The Prime Minister? After five years occupancy of the PMO, there remains a real sense among Canadians that we just don’t know him. He doesn’t infuriate like Trudeau and Mulroney and couldn’t possibly perfect the shrug/grin like Chretien. Harper’s public image has been carefully tailored (sweaters and Beatles tunes helped), but while Harper is friendly, he is not a man given to projecting warmth. He is however a politician who answers questions—quickly, briefly and sometimes irritatingly for the interviewer appears disinterested in pursuing a point once he’s made his. In one such session scheduled for 15 minutes, Harper had answered each question I’d prepped by the 12-minute mark. There was silence on the other end of the line when I semi-jokingly said, “Well, what do you want to talk about now?”

Layton’s charm and Harper’s refusal to be drawn off message have paid at least some dividends for both men.

How though do Canadians judge the party leaders on issues of fundamental importance? The results of a national Ipsos-Reid poll for Postmedia News and Global National heading into the campaign speak to that question.

Someone you can trust:

Stephen Harper (42 per cent)

Jack Layton (34 per cent)

Michael Ignatieff (15 per cent)

Gilles Duceppe (nine per cent)

Someone who will get things done:

Harper (47 per cent)

Layton (27 per cent)

Ignatieff (17 per cent)

Duceppe (eight per cent)

Someone who has what it takes to lead Canada:

Harper (50 per cent)

Layton (26 per cent)

Ignatieff (18 per cent)

Duceppe (six per cent)

Someone who is best to manage during tough economic times:

Harper (52 per cent)

Layton (22 per cent)

Ignatieff (18 per cent)

Duceppe (seven per cent)

Someone who wants to be Prime Minister for the right reasons:

Harper (44 per cent)

Layton (34 per cent)

Ignatieff (16 per cent)

Duceppe (six per cent)

Someone who has a vision of Canada that you can support:

Harper (45 per cent)

Layton (34 per cent)

Ignatieff (16 per cent)

Duceppe (seven per cent)

Someone who has a hidden agenda:

Ignatieff (46 per cent)

Harper (39 per cent)

Layton (10 per cent)

Duceppe (five per cent)

A survey with an unweighted probability sample of this size and a 100 per cent response rate would have an estimated margin of error of three percentage points, 19 times out of 20, of what the results would have been had the entire population of adults in Canada been polled.

Going into the election the Liberal Party had largely engineered, its leader Ignatieff trailed Harper and Layton in all categories other than “someone who has a hidden agenda.” In that category Ignatieff assumed the lead.

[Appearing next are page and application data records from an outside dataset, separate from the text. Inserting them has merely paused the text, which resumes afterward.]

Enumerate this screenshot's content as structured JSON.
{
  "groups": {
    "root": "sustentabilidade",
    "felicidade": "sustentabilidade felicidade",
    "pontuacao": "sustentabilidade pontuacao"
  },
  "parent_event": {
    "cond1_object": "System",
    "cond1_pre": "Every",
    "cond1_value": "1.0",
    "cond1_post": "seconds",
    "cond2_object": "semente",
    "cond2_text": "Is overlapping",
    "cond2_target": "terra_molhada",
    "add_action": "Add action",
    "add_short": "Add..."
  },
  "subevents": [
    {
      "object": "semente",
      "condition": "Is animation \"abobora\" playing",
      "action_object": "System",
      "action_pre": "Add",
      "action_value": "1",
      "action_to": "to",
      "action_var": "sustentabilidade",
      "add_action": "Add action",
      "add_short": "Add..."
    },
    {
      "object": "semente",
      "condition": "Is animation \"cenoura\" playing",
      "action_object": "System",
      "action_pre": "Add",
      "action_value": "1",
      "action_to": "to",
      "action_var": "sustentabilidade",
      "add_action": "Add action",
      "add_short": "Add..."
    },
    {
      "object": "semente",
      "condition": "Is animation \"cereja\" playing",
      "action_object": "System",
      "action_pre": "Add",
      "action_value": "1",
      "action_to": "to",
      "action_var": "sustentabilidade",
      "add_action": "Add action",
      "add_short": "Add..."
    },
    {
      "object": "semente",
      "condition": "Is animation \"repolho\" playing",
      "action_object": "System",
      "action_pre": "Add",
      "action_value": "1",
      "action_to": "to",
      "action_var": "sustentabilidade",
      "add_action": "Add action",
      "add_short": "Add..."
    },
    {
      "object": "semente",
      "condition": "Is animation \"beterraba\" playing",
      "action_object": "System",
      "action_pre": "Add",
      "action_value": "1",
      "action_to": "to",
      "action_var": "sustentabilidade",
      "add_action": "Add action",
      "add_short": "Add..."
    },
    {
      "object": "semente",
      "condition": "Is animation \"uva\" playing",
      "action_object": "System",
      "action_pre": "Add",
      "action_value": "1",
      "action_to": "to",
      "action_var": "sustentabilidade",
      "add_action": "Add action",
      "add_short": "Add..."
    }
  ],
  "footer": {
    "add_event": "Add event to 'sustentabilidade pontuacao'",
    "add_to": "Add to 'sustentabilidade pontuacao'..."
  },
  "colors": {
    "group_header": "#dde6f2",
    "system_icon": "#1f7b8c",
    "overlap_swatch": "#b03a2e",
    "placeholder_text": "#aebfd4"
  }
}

How Canadians respond to Ignatieff’s April 20 statement to the CBC that “If the Governor General wants to call on other parties, or myself, for example, to try to form a government, then we try to form a government” may itself drive voters to the polling stations. Either to provide Ignatieff with as much populous legitimacy for such a choice, or to derail any opportunity for an Ignatieff occupancy of 24 Sussex Drive. Immediate email reaction to the Liberal leader’s announcement was largely in line with the “someone with a hidden agenda” polling question result.

The Ipsos leaders poll numbers though reveal another and perhaps more informative reality. In not one category did any leader score higher than 52 per cent popular support. Considering anything south of 80 per cent member support at party leadership conventions is usually grounds for stepping down, the Ipsos-Reid numbers should have alarmed Ignatieff and been of cold comfort to Harper and Layton.

The disconnect between political parties and the electorate, if voter turnout at the polls is an acceptable measure, has reached a level which cannot be permitted to remain.

This fractured relationship is not the responsibility of the voter. Neither the voter who remains participatory, nor the Canadian who has tuned out and turned off. 

Roy Green is a contributor to the National Post and the host of the Roy Green Show, a national program weekends on the Corus radio network.